Introduction

We believe that effective assessment provides information to improve teaching and learning. We give learners regular feedback on their learning so that they understand what it is that they need to do better.

This allows us to base our lesson plans on a detailed knowledge of each pupil. We give parents and carers regular written and verbal reports on their child’s progress so that teachers, children and parents and carers are all working together to raise standards for all our children.

We intend to implement a “professional learning” programme for our teaching staff throughout 2017-18 which will ensure confidence and rigour in the implementation of new systems of assessment.
Our school statement needs to be read in conjunction with our current Teaching and Learning Policy.

Aims and objectives

The aims and objectives of assessment in our school are:

  • To enable our children to demonstrate what they know, understand and can do in their learning;
  • to help our children understand what they need to do next to improve;
  • to allow teachers to plan work that accurately reflects the needs of each child;
  • to provide regular information for parents and carers which enables them to support their child’s learning;
  • to provide school leaders and governors with information that allows them to make judgements about the effectiveness of the school.

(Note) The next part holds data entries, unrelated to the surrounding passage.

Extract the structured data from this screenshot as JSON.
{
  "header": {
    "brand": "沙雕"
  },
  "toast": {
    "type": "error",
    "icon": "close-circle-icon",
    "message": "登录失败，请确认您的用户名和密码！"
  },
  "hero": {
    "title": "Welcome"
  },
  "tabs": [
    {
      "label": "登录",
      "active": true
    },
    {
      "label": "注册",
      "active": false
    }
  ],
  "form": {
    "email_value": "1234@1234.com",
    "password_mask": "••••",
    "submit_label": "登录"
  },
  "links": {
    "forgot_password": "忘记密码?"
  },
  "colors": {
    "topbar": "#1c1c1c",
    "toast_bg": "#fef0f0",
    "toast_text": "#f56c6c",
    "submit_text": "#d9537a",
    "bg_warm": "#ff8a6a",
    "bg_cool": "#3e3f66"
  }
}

Assessment is not a singular activity. It is about measurement of performance at a given point in time and a way of gaining information to promote future learning. Our first point of principle should be to hold on to aspects of assessment that aim to measure what we value rather than simply valuing what we are able to measure. Secondly, we acknowledge that there are two distinct types of assessment used by the school. These include:

  • Assessment for learning helps to identify the next steps needed to make progress. It takes account of pupils’ strengths as well as weaknesses.
  • Assessment of learning is more associated with judgements based on grades and ranks and with public accountability.

Therefore we use the following formal assessment procedures to measure outcomes against all schools nationally:

• End of EYFS
% of pupils achieving a “Good Level of Development”

• Phonics Screening Test at the end of Year 1
% of pupils achieving the required level to pass the screening check

• End of KS1 and KS2
Outcomes at the end of Key Stage One and Key Stage Two are measured by calculating the percentage of children working at the expected standard.
Some children will be able to demonstrate a deeper level of knowledge and understanding.
Children who able to problem solve, use reasoning, and those that are able to demonstrate the application of skills learnt in a variety of contexts are described as 'Working at Greater Depth'.

At the end of Key Stage Two there is an additional measure. Progress is the measure of improvement from one point to the next assessment point. Progress nationally is currently measured from the end of Key Stage One to the End of Key Stage Two.